**EXERCISE DESCRIPTION:** Among the entries below, find each line holding "username" and return it.
··· SUPPLIED DATA ···
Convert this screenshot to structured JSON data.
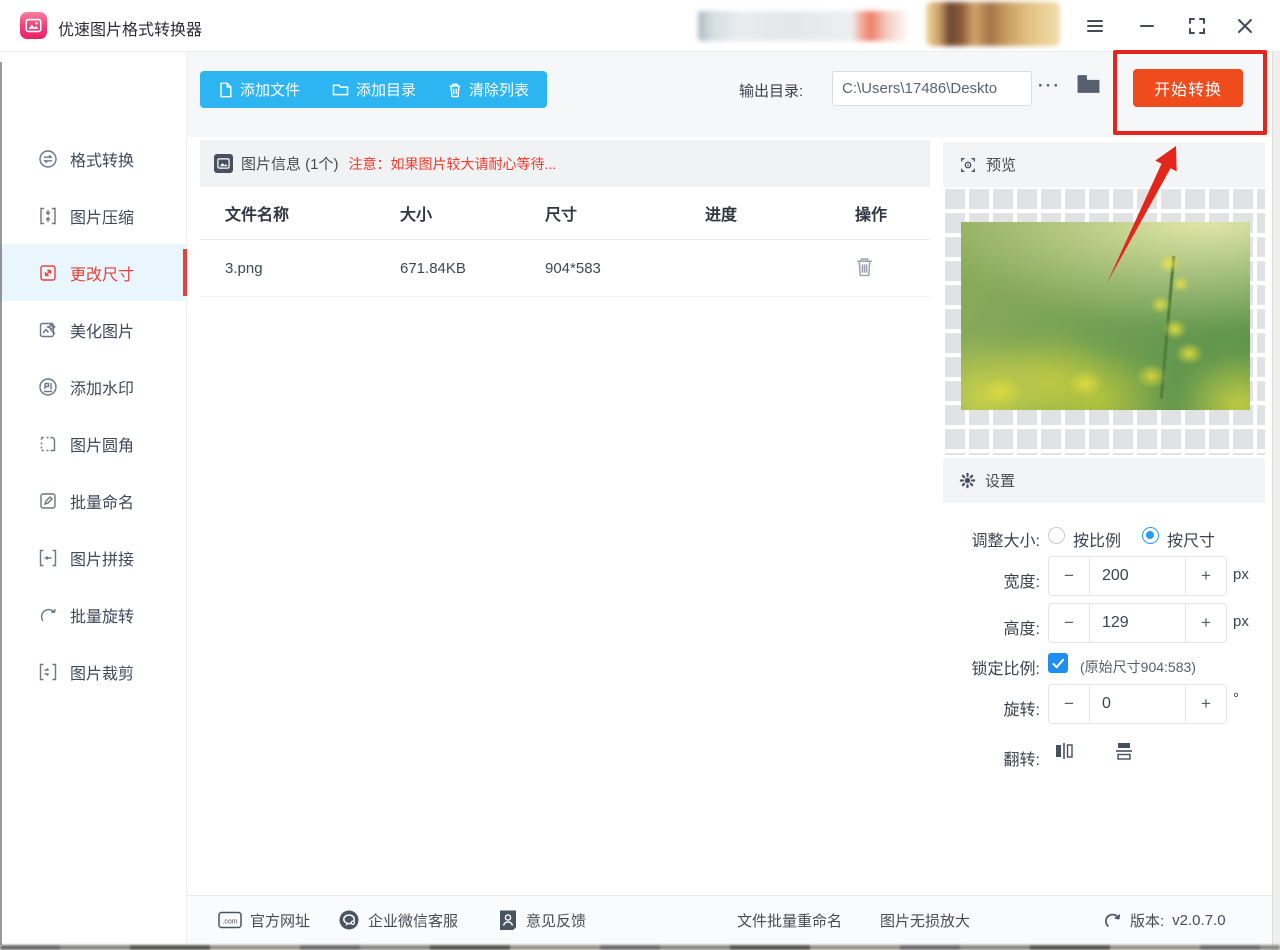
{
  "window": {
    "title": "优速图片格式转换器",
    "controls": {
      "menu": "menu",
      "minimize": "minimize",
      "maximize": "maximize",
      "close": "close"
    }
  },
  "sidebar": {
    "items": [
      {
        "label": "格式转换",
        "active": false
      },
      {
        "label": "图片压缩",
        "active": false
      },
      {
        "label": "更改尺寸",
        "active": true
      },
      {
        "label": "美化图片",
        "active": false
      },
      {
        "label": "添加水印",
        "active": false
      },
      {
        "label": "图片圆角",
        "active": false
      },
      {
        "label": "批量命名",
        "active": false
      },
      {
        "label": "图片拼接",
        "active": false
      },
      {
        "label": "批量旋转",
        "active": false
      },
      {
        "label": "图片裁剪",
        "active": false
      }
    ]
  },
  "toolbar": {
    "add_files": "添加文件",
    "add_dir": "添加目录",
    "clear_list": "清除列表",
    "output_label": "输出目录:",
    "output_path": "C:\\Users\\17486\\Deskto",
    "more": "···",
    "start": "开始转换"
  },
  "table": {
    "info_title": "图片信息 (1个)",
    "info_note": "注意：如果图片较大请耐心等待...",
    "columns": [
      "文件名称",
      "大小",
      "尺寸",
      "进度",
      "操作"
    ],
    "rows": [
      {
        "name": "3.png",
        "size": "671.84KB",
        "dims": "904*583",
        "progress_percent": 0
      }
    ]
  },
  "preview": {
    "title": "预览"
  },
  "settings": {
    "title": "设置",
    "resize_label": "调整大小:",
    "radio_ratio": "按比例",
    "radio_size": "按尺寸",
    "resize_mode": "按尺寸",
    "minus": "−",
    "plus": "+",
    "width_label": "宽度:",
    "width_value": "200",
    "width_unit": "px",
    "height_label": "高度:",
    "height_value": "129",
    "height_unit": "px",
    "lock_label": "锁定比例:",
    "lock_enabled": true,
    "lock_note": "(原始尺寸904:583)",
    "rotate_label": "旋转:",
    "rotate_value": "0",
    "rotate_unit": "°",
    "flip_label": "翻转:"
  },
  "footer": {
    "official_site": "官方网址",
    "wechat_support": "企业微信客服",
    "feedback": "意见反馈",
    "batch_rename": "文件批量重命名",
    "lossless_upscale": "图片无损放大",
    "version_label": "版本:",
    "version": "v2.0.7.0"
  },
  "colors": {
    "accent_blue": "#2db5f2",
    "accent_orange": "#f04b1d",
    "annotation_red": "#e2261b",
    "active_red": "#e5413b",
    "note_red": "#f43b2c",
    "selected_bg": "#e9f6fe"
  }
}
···
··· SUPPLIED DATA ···
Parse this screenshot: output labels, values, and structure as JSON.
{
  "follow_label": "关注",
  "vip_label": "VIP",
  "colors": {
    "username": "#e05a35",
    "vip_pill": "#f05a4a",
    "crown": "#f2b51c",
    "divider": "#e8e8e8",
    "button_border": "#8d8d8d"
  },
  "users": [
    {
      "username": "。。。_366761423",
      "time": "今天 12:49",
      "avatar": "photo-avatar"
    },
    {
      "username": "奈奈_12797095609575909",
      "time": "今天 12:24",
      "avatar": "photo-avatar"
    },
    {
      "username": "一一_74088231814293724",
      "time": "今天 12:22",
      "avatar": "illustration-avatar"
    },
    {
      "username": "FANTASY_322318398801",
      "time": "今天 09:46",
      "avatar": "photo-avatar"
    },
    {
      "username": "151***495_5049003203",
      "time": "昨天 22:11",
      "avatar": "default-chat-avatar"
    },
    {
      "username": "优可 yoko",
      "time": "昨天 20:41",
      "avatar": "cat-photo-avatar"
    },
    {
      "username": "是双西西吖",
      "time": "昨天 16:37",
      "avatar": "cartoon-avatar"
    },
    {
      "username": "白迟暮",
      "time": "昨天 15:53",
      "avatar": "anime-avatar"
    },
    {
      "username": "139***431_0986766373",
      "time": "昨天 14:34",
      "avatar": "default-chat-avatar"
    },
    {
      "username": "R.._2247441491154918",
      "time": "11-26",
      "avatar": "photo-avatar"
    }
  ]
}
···
**EXERCISE SOLUTION:**
    "username": "#e05a35",
      "username": "。。。_366761423",
      "username": "奈奈_12797095609575909",
      "username": "一一_74088231814293724",
      "username": "FANTASY_322318398801",
      "username": "151***495_5049003203",
      "username": "优可 yoko",
      "username": "是双西西吖",
      "username": "白迟暮",
      "username": "139***431_0986766373",
      "username": "R.._2247441491154918",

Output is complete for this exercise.